Work instruction:
For the entries that follow, report how many lines include the word "index" and add nothing.

(Dataset rows for apps and sites)
┄┄┄┄┄┄┄┄┄┄┄┄┄┄┄┄┄┄┄┄
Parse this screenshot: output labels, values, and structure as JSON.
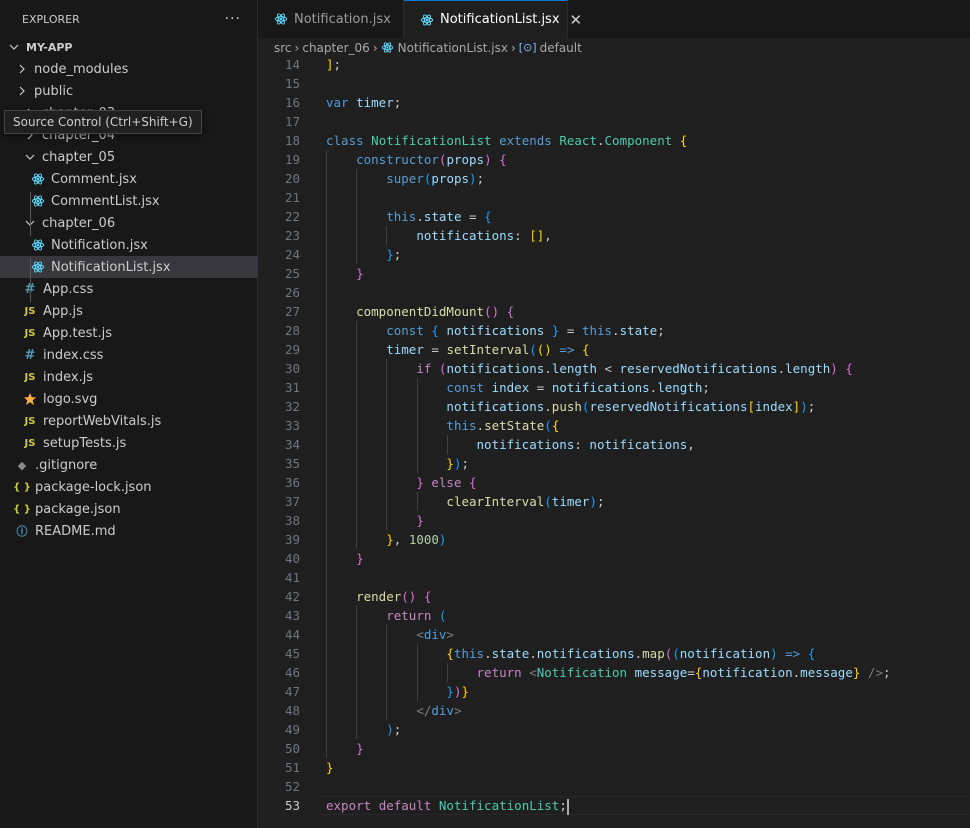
{
  "explorer": {
    "title": "EXPLORER",
    "more_actions": "···",
    "root_label": "MY-APP",
    "tooltip": "Source Control (Ctrl+Shift+G)",
    "items": [
      {
        "label": "node_modules",
        "kind": "folder-collapsed",
        "depth": 1
      },
      {
        "label": "public",
        "kind": "folder-collapsed",
        "depth": 1
      },
      {
        "label": "chapter_03",
        "kind": "folder-collapsed",
        "depth": 2
      },
      {
        "label": "chapter_04",
        "kind": "folder-collapsed",
        "depth": 2
      },
      {
        "label": "chapter_05",
        "kind": "folder-expanded",
        "depth": 2
      },
      {
        "label": "Comment.jsx",
        "kind": "react",
        "depth": 3
      },
      {
        "label": "CommentList.jsx",
        "kind": "react",
        "depth": 3
      },
      {
        "label": "chapter_06",
        "kind": "folder-expanded",
        "depth": 2
      },
      {
        "label": "Notification.jsx",
        "kind": "react",
        "depth": 3
      },
      {
        "label": "NotificationList.jsx",
        "kind": "react",
        "depth": 3,
        "selected": true
      },
      {
        "label": "App.css",
        "kind": "css",
        "depth": 2
      },
      {
        "label": "App.js",
        "kind": "js",
        "depth": 2
      },
      {
        "label": "App.test.js",
        "kind": "js",
        "depth": 2
      },
      {
        "label": "index.css",
        "kind": "css",
        "depth": 2
      },
      {
        "label": "index.js",
        "kind": "js",
        "depth": 2
      },
      {
        "label": "logo.svg",
        "kind": "svg",
        "depth": 2
      },
      {
        "label": "reportWebVitals.js",
        "kind": "js",
        "depth": 2
      },
      {
        "label": "setupTests.js",
        "kind": "js",
        "depth": 2
      },
      {
        "label": ".gitignore",
        "kind": "git",
        "depth": 1
      },
      {
        "label": "package-lock.json",
        "kind": "json",
        "depth": 1
      },
      {
        "label": "package.json",
        "kind": "json",
        "depth": 1
      },
      {
        "label": "README.md",
        "kind": "info",
        "depth": 1
      }
    ]
  },
  "tabs": [
    {
      "label": "Notification.jsx",
      "active": false
    },
    {
      "label": "NotificationList.jsx",
      "active": true
    }
  ],
  "tab_close_glyph": "✕",
  "breadcrumb": {
    "segments": [
      "src",
      "chapter_06",
      "NotificationList.jsx",
      "default"
    ]
  },
  "editor": {
    "current_line": 53,
    "lines": [
      {
        "n": 14,
        "indent": 0,
        "tokens": [
          [
            "b1",
            "]"
          ],
          [
            "pl",
            ";"
          ]
        ]
      },
      {
        "n": 15,
        "indent": 0,
        "tokens": []
      },
      {
        "n": 16,
        "indent": 0,
        "tokens": [
          [
            "kw",
            "var"
          ],
          [
            "pl",
            " "
          ],
          [
            "var",
            "timer"
          ],
          [
            "pl",
            ";"
          ]
        ]
      },
      {
        "n": 17,
        "indent": 0,
        "tokens": []
      },
      {
        "n": 18,
        "indent": 0,
        "tokens": [
          [
            "kw",
            "class"
          ],
          [
            "pl",
            " "
          ],
          [
            "cls",
            "NotificationList"
          ],
          [
            "pl",
            " "
          ],
          [
            "kw",
            "extends"
          ],
          [
            "pl",
            " "
          ],
          [
            "cls",
            "React"
          ],
          [
            "pl",
            "."
          ],
          [
            "cls",
            "Component"
          ],
          [
            "pl",
            " "
          ],
          [
            "b1",
            "{"
          ]
        ]
      },
      {
        "n": 19,
        "indent": 1,
        "tokens": [
          [
            "kw",
            "constructor"
          ],
          [
            "b2",
            "("
          ],
          [
            "var",
            "props"
          ],
          [
            "b2",
            ")"
          ],
          [
            "pl",
            " "
          ],
          [
            "b2",
            "{"
          ]
        ]
      },
      {
        "n": 20,
        "indent": 2,
        "tokens": [
          [
            "kw",
            "super"
          ],
          [
            "b3",
            "("
          ],
          [
            "var",
            "props"
          ],
          [
            "b3",
            ")"
          ],
          [
            "pl",
            ";"
          ]
        ]
      },
      {
        "n": 21,
        "indent": 0,
        "tokens": []
      },
      {
        "n": 22,
        "indent": 2,
        "tokens": [
          [
            "kw",
            "this"
          ],
          [
            "pl",
            "."
          ],
          [
            "var",
            "state"
          ],
          [
            "pl",
            " = "
          ],
          [
            "b3",
            "{"
          ]
        ]
      },
      {
        "n": 23,
        "indent": 3,
        "tokens": [
          [
            "var",
            "notifications"
          ],
          [
            "pl",
            ": "
          ],
          [
            "b1",
            "[]"
          ],
          [
            "pl",
            ","
          ]
        ]
      },
      {
        "n": 24,
        "indent": 2,
        "tokens": [
          [
            "b3",
            "}"
          ],
          [
            "pl",
            ";"
          ]
        ]
      },
      {
        "n": 25,
        "indent": 1,
        "tokens": [
          [
            "b2",
            "}"
          ]
        ]
      },
      {
        "n": 26,
        "indent": 0,
        "tokens": []
      },
      {
        "n": 27,
        "indent": 1,
        "tokens": [
          [
            "fn",
            "componentDidMount"
          ],
          [
            "b2",
            "()"
          ],
          [
            "pl",
            " "
          ],
          [
            "b2",
            "{"
          ]
        ]
      },
      {
        "n": 28,
        "indent": 2,
        "tokens": [
          [
            "kw",
            "const"
          ],
          [
            "pl",
            " "
          ],
          [
            "b3",
            "{"
          ],
          [
            "pl",
            " "
          ],
          [
            "var",
            "notifications"
          ],
          [
            "pl",
            " "
          ],
          [
            "b3",
            "}"
          ],
          [
            "pl",
            " = "
          ],
          [
            "kw",
            "this"
          ],
          [
            "pl",
            "."
          ],
          [
            "var",
            "state"
          ],
          [
            "pl",
            ";"
          ]
        ]
      },
      {
        "n": 29,
        "indent": 2,
        "tokens": [
          [
            "var",
            "timer"
          ],
          [
            "pl",
            " = "
          ],
          [
            "fn",
            "setInterval"
          ],
          [
            "b3",
            "("
          ],
          [
            "b1",
            "()"
          ],
          [
            "pl",
            " "
          ],
          [
            "kw",
            "=>"
          ],
          [
            "pl",
            " "
          ],
          [
            "b1",
            "{"
          ]
        ]
      },
      {
        "n": 30,
        "indent": 3,
        "tokens": [
          [
            "ctl",
            "if"
          ],
          [
            "pl",
            " "
          ],
          [
            "b2",
            "("
          ],
          [
            "var",
            "notifications"
          ],
          [
            "pl",
            "."
          ],
          [
            "var",
            "length"
          ],
          [
            "pl",
            " < "
          ],
          [
            "var",
            "reservedNotifications"
          ],
          [
            "pl",
            "."
          ],
          [
            "var",
            "length"
          ],
          [
            "b2",
            ")"
          ],
          [
            "pl",
            " "
          ],
          [
            "b2",
            "{"
          ]
        ]
      },
      {
        "n": 31,
        "indent": 4,
        "tokens": [
          [
            "kw",
            "const"
          ],
          [
            "pl",
            " "
          ],
          [
            "var",
            "index"
          ],
          [
            "pl",
            " = "
          ],
          [
            "var",
            "notifications"
          ],
          [
            "pl",
            "."
          ],
          [
            "var",
            "length"
          ],
          [
            "pl",
            ";"
          ]
        ]
      },
      {
        "n": 32,
        "indent": 4,
        "tokens": [
          [
            "var",
            "notifications"
          ],
          [
            "pl",
            "."
          ],
          [
            "fn",
            "push"
          ],
          [
            "b3",
            "("
          ],
          [
            "var",
            "reservedNotifications"
          ],
          [
            "b1",
            "["
          ],
          [
            "var",
            "index"
          ],
          [
            "b1",
            "]"
          ],
          [
            "b3",
            ")"
          ],
          [
            "pl",
            ";"
          ]
        ]
      },
      {
        "n": 33,
        "indent": 4,
        "tokens": [
          [
            "kw",
            "this"
          ],
          [
            "pl",
            "."
          ],
          [
            "fn",
            "setState"
          ],
          [
            "b3",
            "("
          ],
          [
            "b1",
            "{"
          ]
        ]
      },
      {
        "n": 34,
        "indent": 5,
        "tokens": [
          [
            "var",
            "notifications"
          ],
          [
            "pl",
            ": "
          ],
          [
            "var",
            "notifications"
          ],
          [
            "pl",
            ","
          ]
        ]
      },
      {
        "n": 35,
        "indent": 4,
        "tokens": [
          [
            "b1",
            "}"
          ],
          [
            "b3",
            ")"
          ],
          [
            "pl",
            ";"
          ]
        ]
      },
      {
        "n": 36,
        "indent": 3,
        "tokens": [
          [
            "b2",
            "}"
          ],
          [
            "pl",
            " "
          ],
          [
            "ctl",
            "else"
          ],
          [
            "pl",
            " "
          ],
          [
            "b2",
            "{"
          ]
        ]
      },
      {
        "n": 37,
        "indent": 4,
        "tokens": [
          [
            "fn",
            "clearInterval"
          ],
          [
            "b3",
            "("
          ],
          [
            "var",
            "timer"
          ],
          [
            "b3",
            ")"
          ],
          [
            "pl",
            ";"
          ]
        ]
      },
      {
        "n": 38,
        "indent": 3,
        "tokens": [
          [
            "b2",
            "}"
          ]
        ]
      },
      {
        "n": 39,
        "indent": 2,
        "tokens": [
          [
            "b1",
            "}"
          ],
          [
            "pl",
            ", "
          ],
          [
            "num",
            "1000"
          ],
          [
            "b3",
            ")"
          ]
        ]
      },
      {
        "n": 40,
        "indent": 1,
        "tokens": [
          [
            "b2",
            "}"
          ]
        ]
      },
      {
        "n": 41,
        "indent": 0,
        "tokens": []
      },
      {
        "n": 42,
        "indent": 1,
        "tokens": [
          [
            "fn",
            "render"
          ],
          [
            "b2",
            "()"
          ],
          [
            "pl",
            " "
          ],
          [
            "b2",
            "{"
          ]
        ]
      },
      {
        "n": 43,
        "indent": 2,
        "tokens": [
          [
            "ctl",
            "return"
          ],
          [
            "pl",
            " "
          ],
          [
            "b3",
            "("
          ]
        ]
      },
      {
        "n": 44,
        "indent": 3,
        "tokens": [
          [
            "tag",
            "<"
          ],
          [
            "kw",
            "div"
          ],
          [
            "tag",
            ">"
          ]
        ]
      },
      {
        "n": 45,
        "indent": 4,
        "tokens": [
          [
            "b1",
            "{"
          ],
          [
            "kw",
            "this"
          ],
          [
            "pl",
            "."
          ],
          [
            "var",
            "state"
          ],
          [
            "pl",
            "."
          ],
          [
            "var",
            "notifications"
          ],
          [
            "pl",
            "."
          ],
          [
            "fn",
            "map"
          ],
          [
            "b2",
            "("
          ],
          [
            "b3",
            "("
          ],
          [
            "var",
            "notification"
          ],
          [
            "b3",
            ")"
          ],
          [
            "pl",
            " "
          ],
          [
            "kw",
            "=>"
          ],
          [
            "pl",
            " "
          ],
          [
            "b3",
            "{"
          ]
        ]
      },
      {
        "n": 46,
        "indent": 5,
        "tokens": [
          [
            "ctl",
            "return"
          ],
          [
            "pl",
            " "
          ],
          [
            "tag",
            "<"
          ],
          [
            "cls",
            "Notification"
          ],
          [
            "pl",
            " "
          ],
          [
            "var",
            "message"
          ],
          [
            "pl",
            "="
          ],
          [
            "b1",
            "{"
          ],
          [
            "var",
            "notification"
          ],
          [
            "pl",
            "."
          ],
          [
            "var",
            "message"
          ],
          [
            "b1",
            "}"
          ],
          [
            "pl",
            " "
          ],
          [
            "tag",
            "/>"
          ],
          [
            "pl",
            ";"
          ]
        ]
      },
      {
        "n": 47,
        "indent": 4,
        "tokens": [
          [
            "b3",
            "}"
          ],
          [
            "b2",
            ")"
          ],
          [
            "b1",
            "}"
          ]
        ]
      },
      {
        "n": 48,
        "indent": 3,
        "tokens": [
          [
            "tag",
            "</"
          ],
          [
            "kw",
            "div"
          ],
          [
            "tag",
            ">"
          ]
        ]
      },
      {
        "n": 49,
        "indent": 2,
        "tokens": [
          [
            "b3",
            ")"
          ],
          [
            "pl",
            ";"
          ]
        ]
      },
      {
        "n": 50,
        "indent": 1,
        "tokens": [
          [
            "b2",
            "}"
          ]
        ]
      },
      {
        "n": 51,
        "indent": 0,
        "tokens": [
          [
            "b1",
            "}"
          ]
        ]
      },
      {
        "n": 52,
        "indent": 0,
        "tokens": []
      },
      {
        "n": 53,
        "indent": 0,
        "tokens": [
          [
            "ctl",
            "export"
          ],
          [
            "pl",
            " "
          ],
          [
            "ctl",
            "default"
          ],
          [
            "pl",
            " "
          ],
          [
            "cls",
            "NotificationList"
          ],
          [
            "pl",
            ";"
          ]
        ]
      }
    ]
  },
  "colors": {
    "accent": "#0078d4",
    "react_icon": "#61dafb",
    "svg_icon": "#ffb13b"
  }
}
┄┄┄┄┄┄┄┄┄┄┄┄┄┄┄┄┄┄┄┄
Task response:
4